### What is required
Go through the lines below and repeat each one exactly, skipping pictures.

### Recorded data
• • • •

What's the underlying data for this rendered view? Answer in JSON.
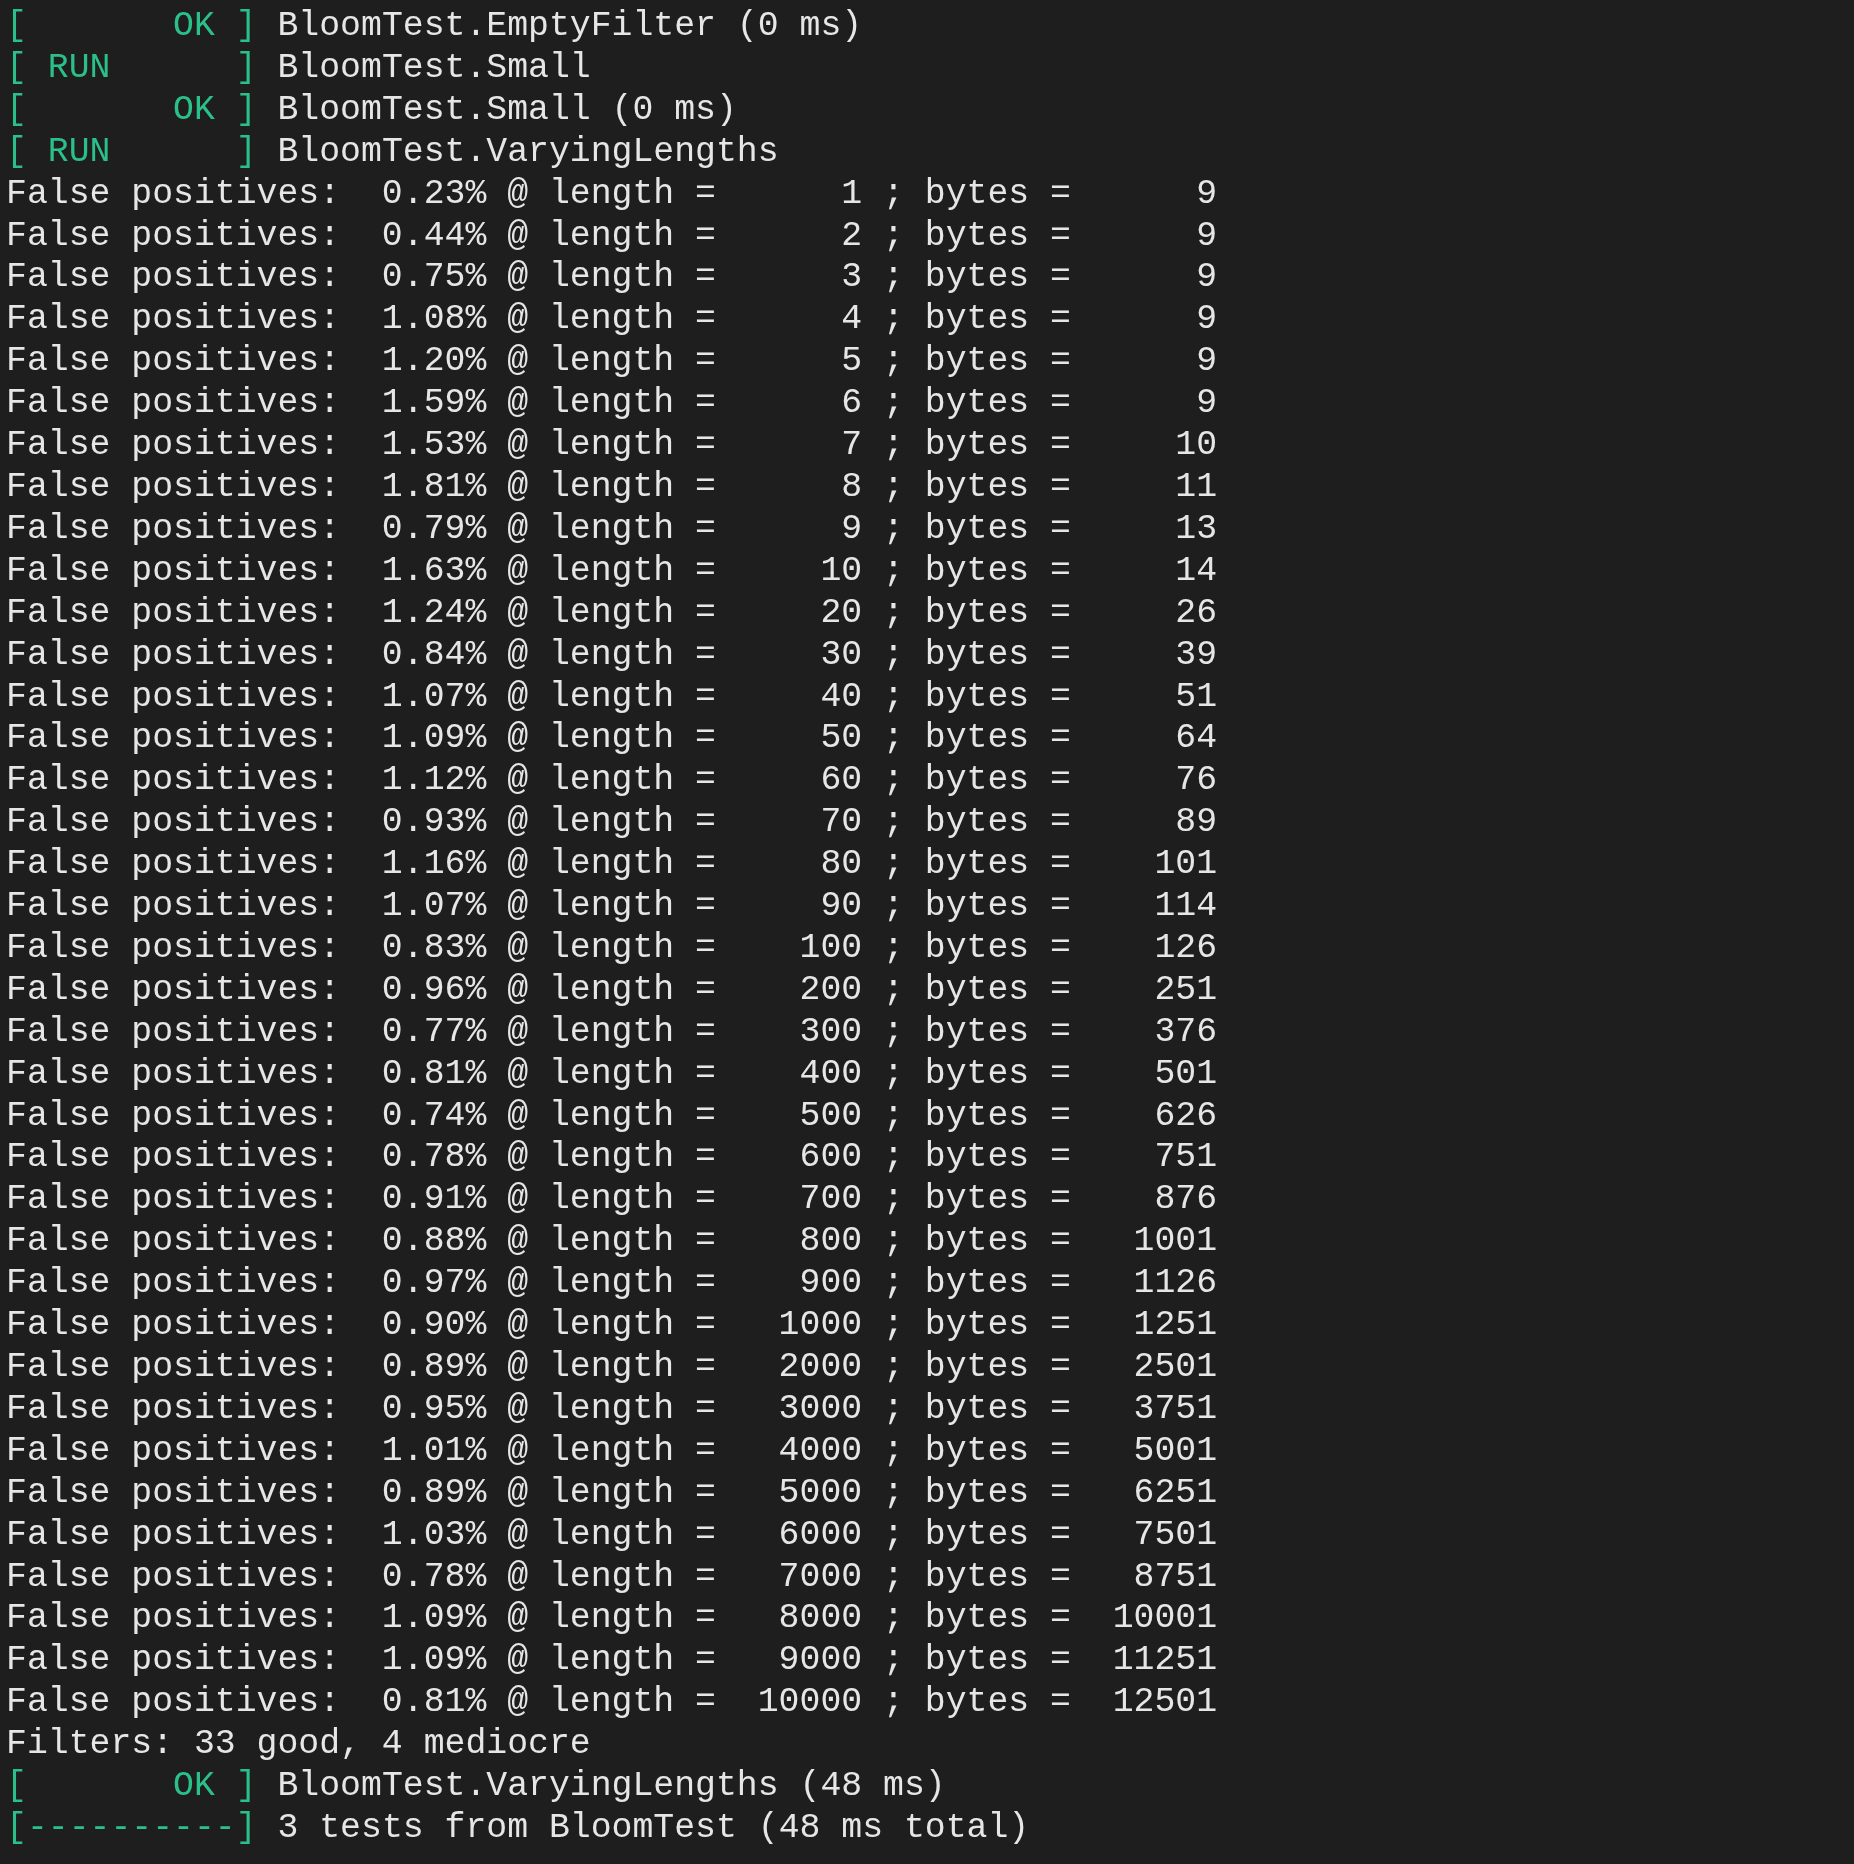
{
  "lines": [
    {
      "kind": "status",
      "tag": "[       OK ]",
      "text": "BloomTest.EmptyFilter (0 ms)"
    },
    {
      "kind": "status",
      "tag": "[ RUN      ]",
      "text": "BloomTest.Small"
    },
    {
      "kind": "status",
      "tag": "[       OK ]",
      "text": "BloomTest.Small (0 ms)"
    },
    {
      "kind": "status",
      "tag": "[ RUN      ]",
      "text": "BloomTest.VaryingLengths"
    },
    {
      "kind": "output",
      "text": "False positives:  0.23% @ length =      1 ; bytes =      9"
    },
    {
      "kind": "output",
      "text": "False positives:  0.44% @ length =      2 ; bytes =      9"
    },
    {
      "kind": "output",
      "text": "False positives:  0.75% @ length =      3 ; bytes =      9"
    },
    {
      "kind": "output",
      "text": "False positives:  1.08% @ length =      4 ; bytes =      9"
    },
    {
      "kind": "output",
      "text": "False positives:  1.20% @ length =      5 ; bytes =      9"
    },
    {
      "kind": "output",
      "text": "False positives:  1.59% @ length =      6 ; bytes =      9"
    },
    {
      "kind": "output",
      "text": "False positives:  1.53% @ length =      7 ; bytes =     10"
    },
    {
      "kind": "output",
      "text": "False positives:  1.81% @ length =      8 ; bytes =     11"
    },
    {
      "kind": "output",
      "text": "False positives:  0.79% @ length =      9 ; bytes =     13"
    },
    {
      "kind": "output",
      "text": "False positives:  1.63% @ length =     10 ; bytes =     14"
    },
    {
      "kind": "output",
      "text": "False positives:  1.24% @ length =     20 ; bytes =     26"
    },
    {
      "kind": "output",
      "text": "False positives:  0.84% @ length =     30 ; bytes =     39"
    },
    {
      "kind": "output",
      "text": "False positives:  1.07% @ length =     40 ; bytes =     51"
    },
    {
      "kind": "output",
      "text": "False positives:  1.09% @ length =     50 ; bytes =     64"
    },
    {
      "kind": "output",
      "text": "False positives:  1.12% @ length =     60 ; bytes =     76"
    },
    {
      "kind": "output",
      "text": "False positives:  0.93% @ length =     70 ; bytes =     89"
    },
    {
      "kind": "output",
      "text": "False positives:  1.16% @ length =     80 ; bytes =    101"
    },
    {
      "kind": "output",
      "text": "False positives:  1.07% @ length =     90 ; bytes =    114"
    },
    {
      "kind": "output",
      "text": "False positives:  0.83% @ length =    100 ; bytes =    126"
    },
    {
      "kind": "output",
      "text": "False positives:  0.96% @ length =    200 ; bytes =    251"
    },
    {
      "kind": "output",
      "text": "False positives:  0.77% @ length =    300 ; bytes =    376"
    },
    {
      "kind": "output",
      "text": "False positives:  0.81% @ length =    400 ; bytes =    501"
    },
    {
      "kind": "output",
      "text": "False positives:  0.74% @ length =    500 ; bytes =    626"
    },
    {
      "kind": "output",
      "text": "False positives:  0.78% @ length =    600 ; bytes =    751"
    },
    {
      "kind": "output",
      "text": "False positives:  0.91% @ length =    700 ; bytes =    876"
    },
    {
      "kind": "output",
      "text": "False positives:  0.88% @ length =    800 ; bytes =   1001"
    },
    {
      "kind": "output",
      "text": "False positives:  0.97% @ length =    900 ; bytes =   1126"
    },
    {
      "kind": "output",
      "text": "False positives:  0.90% @ length =   1000 ; bytes =   1251"
    },
    {
      "kind": "output",
      "text": "False positives:  0.89% @ length =   2000 ; bytes =   2501"
    },
    {
      "kind": "output",
      "text": "False positives:  0.95% @ length =   3000 ; bytes =   3751"
    },
    {
      "kind": "output",
      "text": "False positives:  1.01% @ length =   4000 ; bytes =   5001"
    },
    {
      "kind": "output",
      "text": "False positives:  0.89% @ length =   5000 ; bytes =   6251"
    },
    {
      "kind": "output",
      "text": "False positives:  1.03% @ length =   6000 ; bytes =   7501"
    },
    {
      "kind": "output",
      "text": "False positives:  0.78% @ length =   7000 ; bytes =   8751"
    },
    {
      "kind": "output",
      "text": "False positives:  1.09% @ length =   8000 ; bytes =  10001"
    },
    {
      "kind": "output",
      "text": "False positives:  1.09% @ length =   9000 ; bytes =  11251"
    },
    {
      "kind": "output",
      "text": "False positives:  0.81% @ length =  10000 ; bytes =  12501"
    },
    {
      "kind": "output",
      "text": "Filters: 33 good, 4 mediocre"
    },
    {
      "kind": "status",
      "tag": "[       OK ]",
      "text": "BloomTest.VaryingLengths (48 ms)"
    },
    {
      "kind": "status",
      "tag": "[----------]",
      "text": "3 tests from BloomTest (48 ms total)"
    }
  ]
}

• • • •

### Response
What's the underlying data for this rendered view? Answer in JSON.
{
  "lines": [
    {
      "kind": "status",
      "tag": "[       OK ]",
      "text": "BloomTest.EmptyFilter (0 ms)"
    },
    {
      "kind": "status",
      "tag": "[ RUN      ]",
      "text": "BloomTest.Small"
    },
    {
      "kind": "status",
      "tag": "[       OK ]",
      "text": "BloomTest.Small (0 ms)"
    },
    {
      "kind": "status",
      "tag": "[ RUN      ]",
      "text": "BloomTest.VaryingLengths"
    },
    {
      "kind": "output",
      "text": "False positives:  0.23% @ length =      1 ; bytes =      9"
    },
    {
      "kind": "output",
      "text": "False positives:  0.44% @ length =      2 ; bytes =      9"
    },
    {
      "kind": "output",
      "text": "False positives:  0.75% @ length =      3 ; bytes =      9"
    },
    {
      "kind": "output",
      "text": "False positives:  1.08% @ length =      4 ; bytes =      9"
    },
    {
      "kind": "output",
      "text": "False positives:  1.20% @ length =      5 ; bytes =      9"
    },
    {
      "kind": "output",
      "text": "False positives:  1.59% @ length =      6 ; bytes =      9"
    },
    {
      "kind": "output",
      "text": "False positives:  1.53% @ length =      7 ; bytes =     10"
    },
    {
      "kind": "output",
      "text": "False positives:  1.81% @ length =      8 ; bytes =     11"
    },
    {
      "kind": "output",
      "text": "False positives:  0.79% @ length =      9 ; bytes =     13"
    },
    {
      "kind": "output",
      "text": "False positives:  1.63% @ length =     10 ; bytes =     14"
    },
    {
      "kind": "output",
      "text": "False positives:  1.24% @ length =     20 ; bytes =     26"
    },
    {
      "kind": "output",
      "text": "False positives:  0.84% @ length =     30 ; bytes =     39"
    },
    {
      "kind": "output",
      "text": "False positives:  1.07% @ length =     40 ; bytes =     51"
    },
    {
      "kind": "output",
      "text": "False positives:  1.09% @ length =     50 ; bytes =     64"
    },
    {
      "kind": "output",
      "text": "False positives:  1.12% @ length =     60 ; bytes =     76"
    },
    {
      "kind": "output",
      "text": "False positives:  0.93% @ length =     70 ; bytes =     89"
    },
    {
      "kind": "output",
      "text": "False positives:  1.16% @ length =     80 ; bytes =    101"
    },
    {
      "kind": "output",
      "text": "False positives:  1.07% @ length =     90 ; bytes =    114"
    },
    {
      "kind": "output",
      "text": "False positives:  0.83% @ length =    100 ; bytes =    126"
    },
    {
      "kind": "output",
      "text": "False positives:  0.96% @ length =    200 ; bytes =    251"
    },
    {
      "kind": "output",
      "text": "False positives:  0.77% @ length =    300 ; bytes =    376"
    },
    {
      "kind": "output",
      "text": "False positives:  0.81% @ length =    400 ; bytes =    501"
    },
    {
      "kind": "output",
      "text": "False positives:  0.74% @ length =    500 ; bytes =    626"
    },
    {
      "kind": "output",
      "text": "False positives:  0.78% @ length =    600 ; bytes =    751"
    },
    {
      "kind": "output",
      "text": "False positives:  0.91% @ length =    700 ; bytes =    876"
    },
    {
      "kind": "output",
      "text": "False positives:  0.88% @ length =    800 ; bytes =   1001"
    },
    {
      "kind": "output",
      "text": "False positives:  0.97% @ length =    900 ; bytes =   1126"
    },
    {
      "kind": "output",
      "text": "False positives:  0.90% @ length =   1000 ; bytes =   1251"
    },
    {
      "kind": "output",
      "text": "False positives:  0.89% @ length =   2000 ; bytes =   2501"
    },
    {
      "kind": "output",
      "text": "False positives:  0.95% @ length =   3000 ; bytes =   3751"
    },
    {
      "kind": "output",
      "text": "False positives:  1.01% @ length =   4000 ; bytes =   5001"
    },
    {
      "kind": "output",
      "text": "False positives:  0.89% @ length =   5000 ; bytes =   6251"
    },
    {
      "kind": "output",
      "text": "False positives:  1.03% @ length =   6000 ; bytes =   7501"
    },
    {
      "kind": "output",
      "text": "False positives:  0.78% @ length =   7000 ; bytes =   8751"
    },
    {
      "kind": "output",
      "text": "False positives:  1.09% @ length =   8000 ; bytes =  10001"
    },
    {
      "kind": "output",
      "text": "False positives:  1.09% @ length =   9000 ; bytes =  11251"
    },
    {
      "kind": "output",
      "text": "False positives:  0.81% @ length =  10000 ; bytes =  12501"
    },
    {
      "kind": "output",
      "text": "Filters: 33 good, 4 mediocre"
    },
    {
      "kind": "status",
      "tag": "[       OK ]",
      "text": "BloomTest.VaryingLengths (48 ms)"
    },
    {
      "kind": "status",
      "tag": "[----------]",
      "text": "3 tests from BloomTest (48 ms total)"
    }
  ]
}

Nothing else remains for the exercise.